▶ _RECORDS_:
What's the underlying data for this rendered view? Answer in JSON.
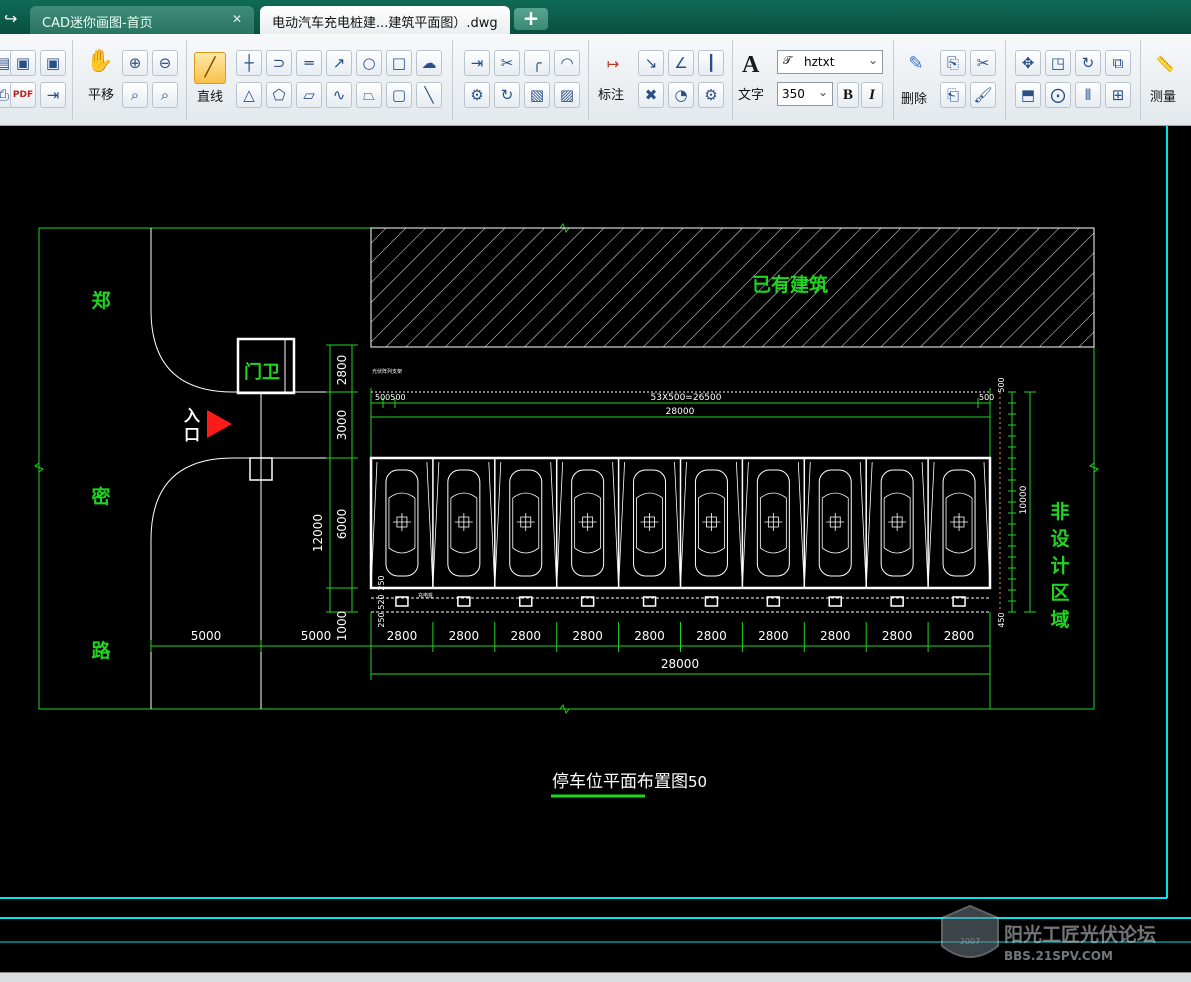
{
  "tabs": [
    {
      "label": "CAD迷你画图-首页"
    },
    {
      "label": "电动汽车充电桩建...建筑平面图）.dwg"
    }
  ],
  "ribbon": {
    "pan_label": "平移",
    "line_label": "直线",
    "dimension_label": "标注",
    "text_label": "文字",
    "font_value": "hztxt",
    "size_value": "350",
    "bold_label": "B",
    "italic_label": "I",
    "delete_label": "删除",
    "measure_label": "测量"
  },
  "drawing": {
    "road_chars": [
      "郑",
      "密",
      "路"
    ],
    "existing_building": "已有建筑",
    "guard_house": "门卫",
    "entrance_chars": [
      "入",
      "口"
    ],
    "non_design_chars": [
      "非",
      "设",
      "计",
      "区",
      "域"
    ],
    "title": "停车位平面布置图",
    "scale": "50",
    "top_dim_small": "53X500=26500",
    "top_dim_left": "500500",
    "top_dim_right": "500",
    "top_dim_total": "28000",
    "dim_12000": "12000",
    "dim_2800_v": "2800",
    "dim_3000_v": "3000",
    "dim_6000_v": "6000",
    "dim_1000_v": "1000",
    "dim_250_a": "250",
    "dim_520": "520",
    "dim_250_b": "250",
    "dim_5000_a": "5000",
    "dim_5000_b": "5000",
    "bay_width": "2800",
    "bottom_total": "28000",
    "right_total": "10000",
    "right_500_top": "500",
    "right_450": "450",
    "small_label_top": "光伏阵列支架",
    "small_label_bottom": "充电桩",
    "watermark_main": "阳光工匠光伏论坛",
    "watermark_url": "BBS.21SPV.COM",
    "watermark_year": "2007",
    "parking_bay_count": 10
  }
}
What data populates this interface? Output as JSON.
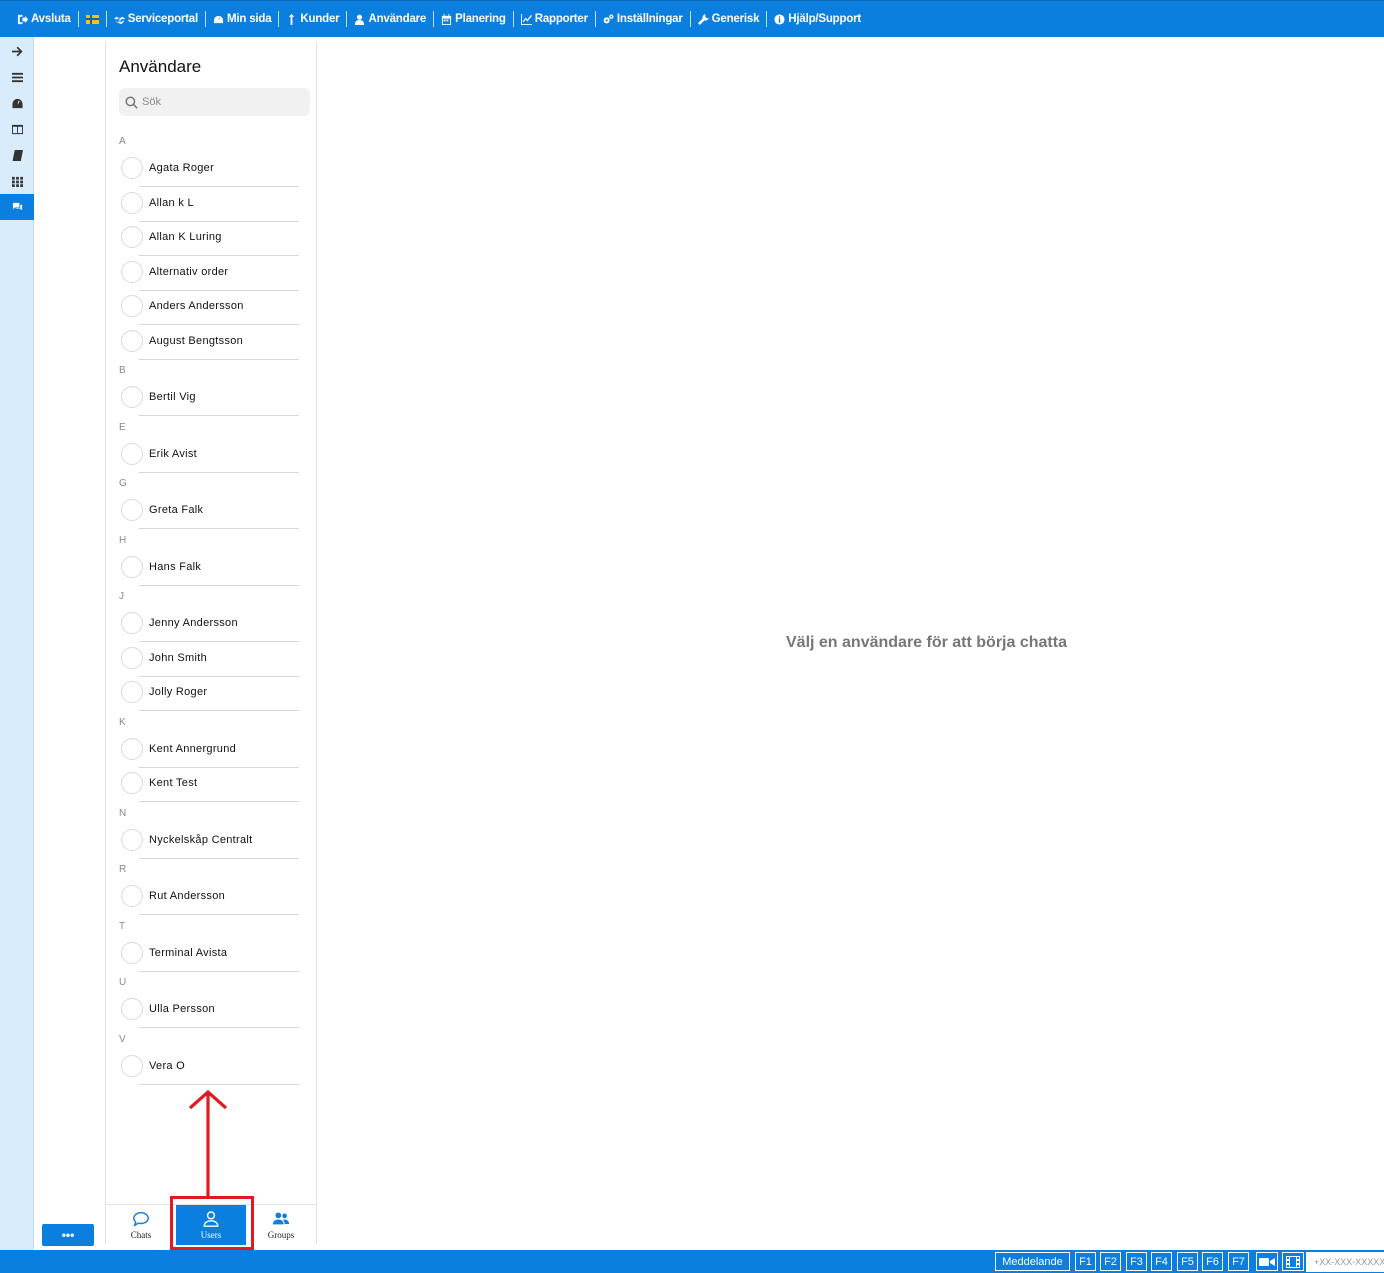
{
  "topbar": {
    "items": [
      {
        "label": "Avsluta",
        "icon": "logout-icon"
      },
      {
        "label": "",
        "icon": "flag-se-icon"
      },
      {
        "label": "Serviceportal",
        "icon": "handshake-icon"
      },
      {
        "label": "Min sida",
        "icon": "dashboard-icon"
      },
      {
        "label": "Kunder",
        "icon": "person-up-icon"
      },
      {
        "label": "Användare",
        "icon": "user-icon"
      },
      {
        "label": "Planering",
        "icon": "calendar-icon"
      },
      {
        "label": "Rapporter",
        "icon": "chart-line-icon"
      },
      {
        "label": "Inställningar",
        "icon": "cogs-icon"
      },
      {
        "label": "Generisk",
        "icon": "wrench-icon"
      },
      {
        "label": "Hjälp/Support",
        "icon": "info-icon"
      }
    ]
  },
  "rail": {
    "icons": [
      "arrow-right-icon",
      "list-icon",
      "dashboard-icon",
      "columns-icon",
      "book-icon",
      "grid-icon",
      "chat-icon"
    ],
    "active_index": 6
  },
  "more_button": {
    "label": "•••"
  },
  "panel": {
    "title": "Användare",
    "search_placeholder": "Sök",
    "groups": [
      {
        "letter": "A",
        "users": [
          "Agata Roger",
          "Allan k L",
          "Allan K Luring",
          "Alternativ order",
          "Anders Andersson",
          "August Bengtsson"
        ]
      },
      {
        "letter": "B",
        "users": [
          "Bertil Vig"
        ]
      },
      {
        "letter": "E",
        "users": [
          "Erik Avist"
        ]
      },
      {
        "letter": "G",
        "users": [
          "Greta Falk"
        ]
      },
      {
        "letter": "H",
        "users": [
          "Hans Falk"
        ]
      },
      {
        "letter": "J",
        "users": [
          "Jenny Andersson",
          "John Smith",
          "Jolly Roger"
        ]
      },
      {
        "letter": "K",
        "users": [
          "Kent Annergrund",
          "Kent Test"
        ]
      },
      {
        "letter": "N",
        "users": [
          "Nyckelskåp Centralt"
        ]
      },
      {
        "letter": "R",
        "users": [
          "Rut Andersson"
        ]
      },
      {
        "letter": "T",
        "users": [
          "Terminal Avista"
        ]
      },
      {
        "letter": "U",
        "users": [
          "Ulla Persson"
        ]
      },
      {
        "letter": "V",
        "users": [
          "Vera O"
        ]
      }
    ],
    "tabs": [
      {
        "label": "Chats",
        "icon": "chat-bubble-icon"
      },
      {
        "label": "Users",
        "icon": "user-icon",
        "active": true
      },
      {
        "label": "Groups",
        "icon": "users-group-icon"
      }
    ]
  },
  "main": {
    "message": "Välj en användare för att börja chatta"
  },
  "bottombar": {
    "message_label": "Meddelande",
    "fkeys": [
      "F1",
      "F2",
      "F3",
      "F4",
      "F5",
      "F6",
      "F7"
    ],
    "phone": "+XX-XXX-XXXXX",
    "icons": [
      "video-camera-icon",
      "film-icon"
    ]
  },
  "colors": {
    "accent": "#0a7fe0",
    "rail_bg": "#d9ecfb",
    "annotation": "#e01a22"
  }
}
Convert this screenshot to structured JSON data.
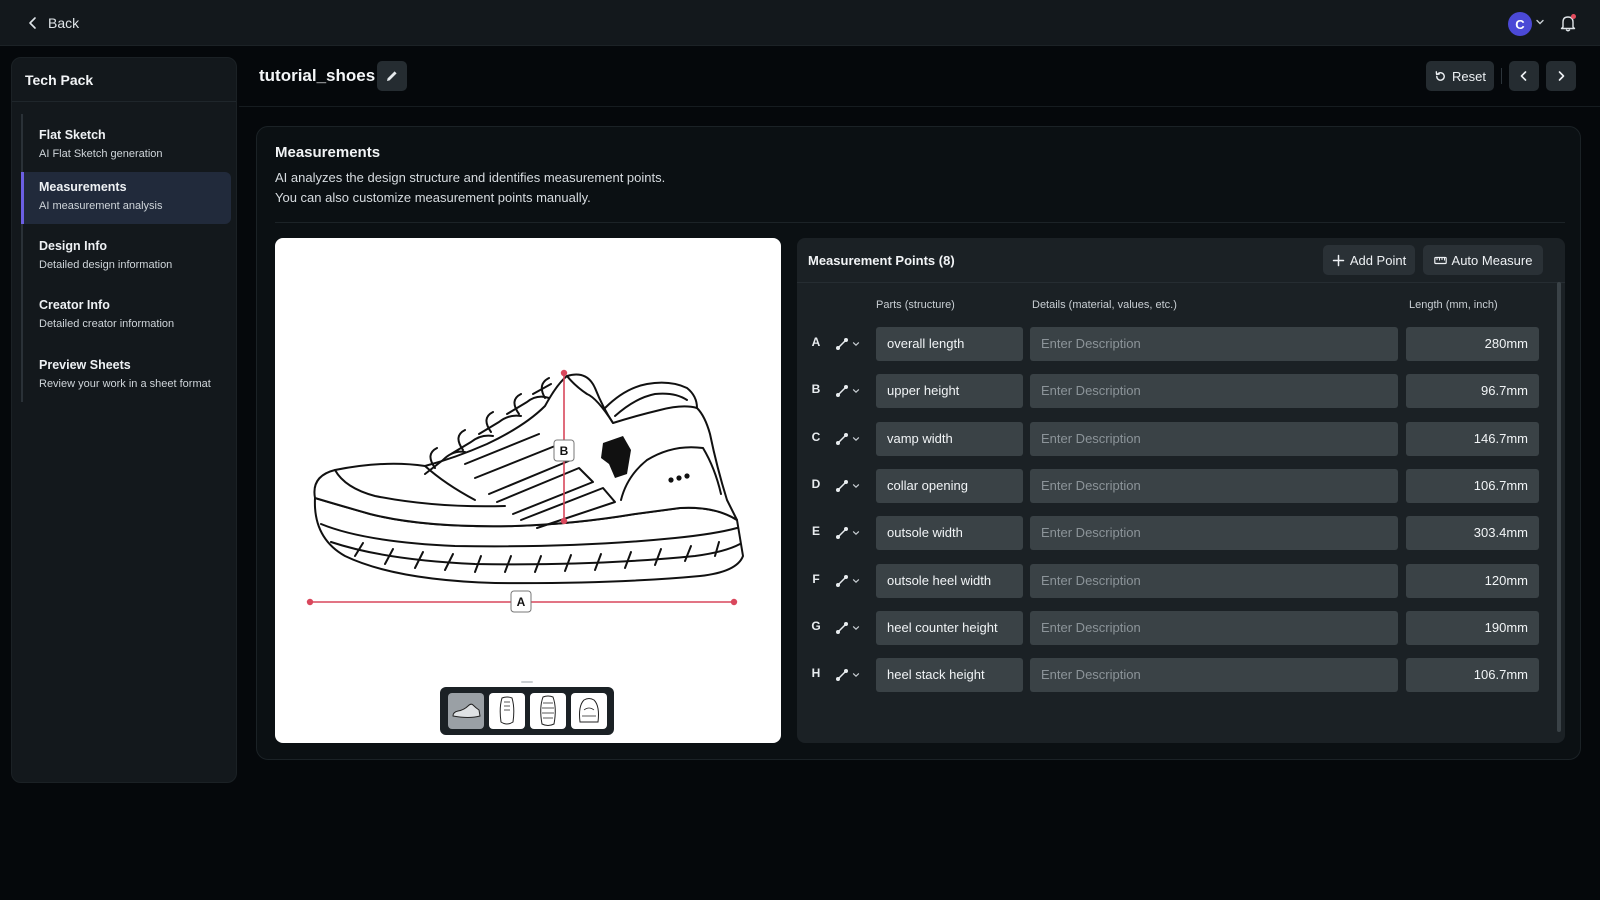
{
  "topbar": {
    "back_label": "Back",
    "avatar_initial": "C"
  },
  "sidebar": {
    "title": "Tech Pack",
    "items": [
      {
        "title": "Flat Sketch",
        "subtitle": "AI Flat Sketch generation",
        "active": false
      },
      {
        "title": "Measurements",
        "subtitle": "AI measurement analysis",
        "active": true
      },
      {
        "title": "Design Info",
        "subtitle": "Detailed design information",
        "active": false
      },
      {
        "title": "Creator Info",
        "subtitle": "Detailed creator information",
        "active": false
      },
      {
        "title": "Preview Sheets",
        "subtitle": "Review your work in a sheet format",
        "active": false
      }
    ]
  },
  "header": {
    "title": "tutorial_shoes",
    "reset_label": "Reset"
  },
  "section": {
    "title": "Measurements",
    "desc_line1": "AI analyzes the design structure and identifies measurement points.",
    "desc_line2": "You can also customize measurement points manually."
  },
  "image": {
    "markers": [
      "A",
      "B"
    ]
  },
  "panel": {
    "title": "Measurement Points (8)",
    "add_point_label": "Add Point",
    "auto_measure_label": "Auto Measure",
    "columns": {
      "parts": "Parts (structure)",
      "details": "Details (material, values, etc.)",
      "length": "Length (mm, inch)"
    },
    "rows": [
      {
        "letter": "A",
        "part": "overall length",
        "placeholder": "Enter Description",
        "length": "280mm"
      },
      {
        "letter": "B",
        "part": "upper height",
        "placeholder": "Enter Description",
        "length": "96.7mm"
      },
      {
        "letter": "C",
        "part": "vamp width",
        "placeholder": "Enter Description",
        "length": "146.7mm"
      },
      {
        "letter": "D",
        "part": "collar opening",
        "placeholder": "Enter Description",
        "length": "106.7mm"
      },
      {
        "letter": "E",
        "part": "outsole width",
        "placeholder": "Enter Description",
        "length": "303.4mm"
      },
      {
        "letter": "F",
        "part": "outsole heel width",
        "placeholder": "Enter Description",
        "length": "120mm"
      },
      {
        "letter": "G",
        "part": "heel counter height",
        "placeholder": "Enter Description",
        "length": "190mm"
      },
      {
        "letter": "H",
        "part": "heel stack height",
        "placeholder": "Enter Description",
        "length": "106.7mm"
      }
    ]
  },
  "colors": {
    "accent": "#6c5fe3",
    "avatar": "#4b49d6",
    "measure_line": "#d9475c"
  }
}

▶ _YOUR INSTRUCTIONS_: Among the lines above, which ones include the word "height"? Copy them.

▶ _SOLUTION TO THE PROBLEM_:
        "part": "upper height",
        "part": "heel counter height",
        "part": "heel stack height",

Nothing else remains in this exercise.